High Ratio Deals ONLY
After the CMHC announcement hit headlines last week, a few lenders changed their guidelines for promotional rates offered. The lenders revealed that the promo rates are no longer offered for conventional mortgages anymore and they are only looking at high-ratio deals.
CMHC claimed that their cap wouldn’t affect qualified home buyers nor would it affect the cost of buying a house. Ahemm… the last time I checked, putting LESS money down on a home to qualify for a lower promotional rate, increases the interest payments made over the life of your mortgage, thereby directly affecting the cost of buying a house!
I don’t think that lenders are the only ones affected by this budget; CMHC claimed that their budget would only affect lenders as it inhibits how much bulk/portfolio insurance they can offer to them. Newsflash: things roll downhill and the consumers may start to feel the pinch too.
Another option if you are in a conventional position: a HELOC
Are you considering a purchase or maybe a refinance? Do you have a conventional deal (meaning you have a minimum of 20% for a down payment or 20% equity in your home)? Maybe you’re thinking of renovating? Would you like more flexibility with your financing solution? If you’ve answered ‘yes’ to any of the above questions, a good alternative for you may be a Home Equity Line of Credit (HELOC).
A HELOC is available to consumers who have a minimum of 20% equity in their home. The HELOC is secured by your home and therefore will require a lawyer to register a charge; this could set you back anywhere between $500-1200.
The Pros: Fully Open
The HELOC is the most flexible mortgage product out there as it’s fully open, meaning you can pay it off in full at anytime without penalty. Think of it as a credit card. This type of credit is known as revolving, meaning that you can use it, pay it off, and use it once again. It is not like a regular mortgage which is considered “termed” debt, once you pay it off – it’s gone, you can’t re-use what you’ve paid off.
A HELOC also has the most flexible payment schedule. The minimum monthly payment amount is interest only and anything extra that you pay goes straight to the principle. I’ve listed this as a “pro”, but if you aren’t financially responsible and just make the minimum interest only payment, you will actually never pay this off.
Option to Fix In
Although a HELOC is only offered as a variable rate product priced around Prime, some lenders will allow you to “fix in” a portion. The fixed in portion is just like a standard mortgage product, where you agree upon the term (1-10 years), the rate and you make regular principal and interest payments over the said period of time. As your payments are applied to the fixed portion, the paid off amount becomes available again at the revolving interest rate.
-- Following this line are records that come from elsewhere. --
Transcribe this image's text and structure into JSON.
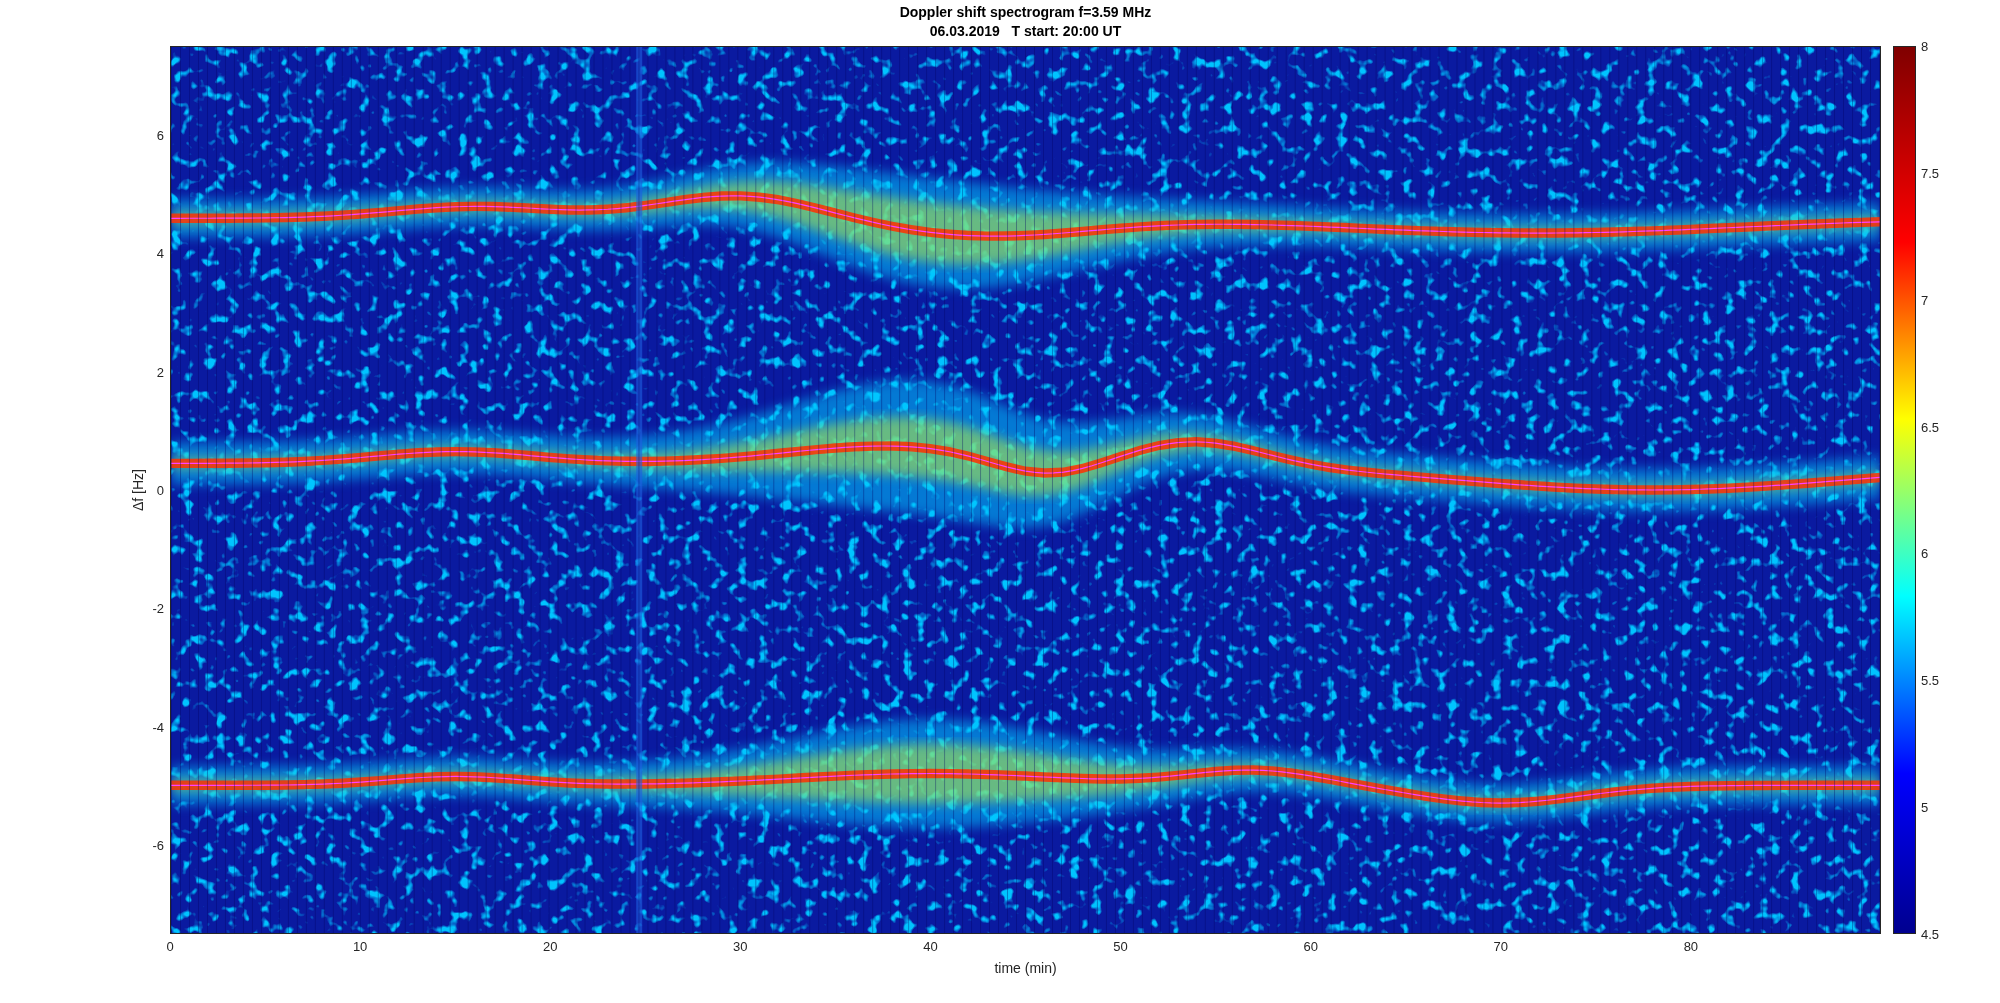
{
  "figure": {
    "title": "Doppler shift spectrogram f=3.59 MHz",
    "subtitle": "06.03.2019   T start: 20:00 UT",
    "xlabel": "time (min)",
    "ylabel": "Δf [Hz]",
    "x_ticks": [
      "0",
      "10",
      "20",
      "30",
      "40",
      "50",
      "60",
      "70",
      "80"
    ],
    "y_ticks": [
      "6",
      "4",
      "2",
      "0",
      "-2",
      "-4",
      "-6"
    ],
    "colorbar_ticks": [
      "8",
      "7.5",
      "7",
      "6.5",
      "6",
      "5.5",
      "5",
      "4.5"
    ]
  }
}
So for example, let’s say you have a HELOC with a credit limit of $100,000 at Prime + 1% (effectively 4%). You’ve done some renovations and now have a $50,000 balance so you decide to lock in your $50,000 balance @ 2.99% for 4 years in order to have a lower interest rate and pay it off faster. In doing this, you now have $50,000 fixed in @ 2.99% and the other $50,000 is still available to you at the 4% variable rate. After one year you have paid $5,000 off of the principal, which is now available to you on the floating portion. Therefore at the end of year one, you have $45,000 remaining @ 2.99%, and $55,000 available at Prime + 1% (or 4%).
The Cons: Higher Interest Rate
As a variable rate product, you essentially can opt for a VIRM (variable interest rate mortgage) which is currently priced between Prime and Prime – 0.25%, prime being at 3% (check out the current best mortgage rates); or you have a HELOC priced anywhere between Prime + 0.60% and Prime + 1.00%. The flexibility of the product does come with a price!
As mentioned above, there are two sides to this coin… yes; flexibility is great and a super small monthly payment is even better. But if you are only making the minimum, interest only payment you will literally NEVER pay off your debt.
RateSupermarket.ca Week in Review
There have been some small movements in the prices of fixed rates over the last week but still no movement on the variable front.
Although the 5 year terms are still leading the popularity contest among mortgages searched on RateSupermarket.ca (46.3% 5 year closed variable, 40.8% 5 year closed fixed), consumers are starting to consider the shorter termed mortgages (3.7% searching 1 year closed fixed and 3.6% searching for a 2 year closed fixed).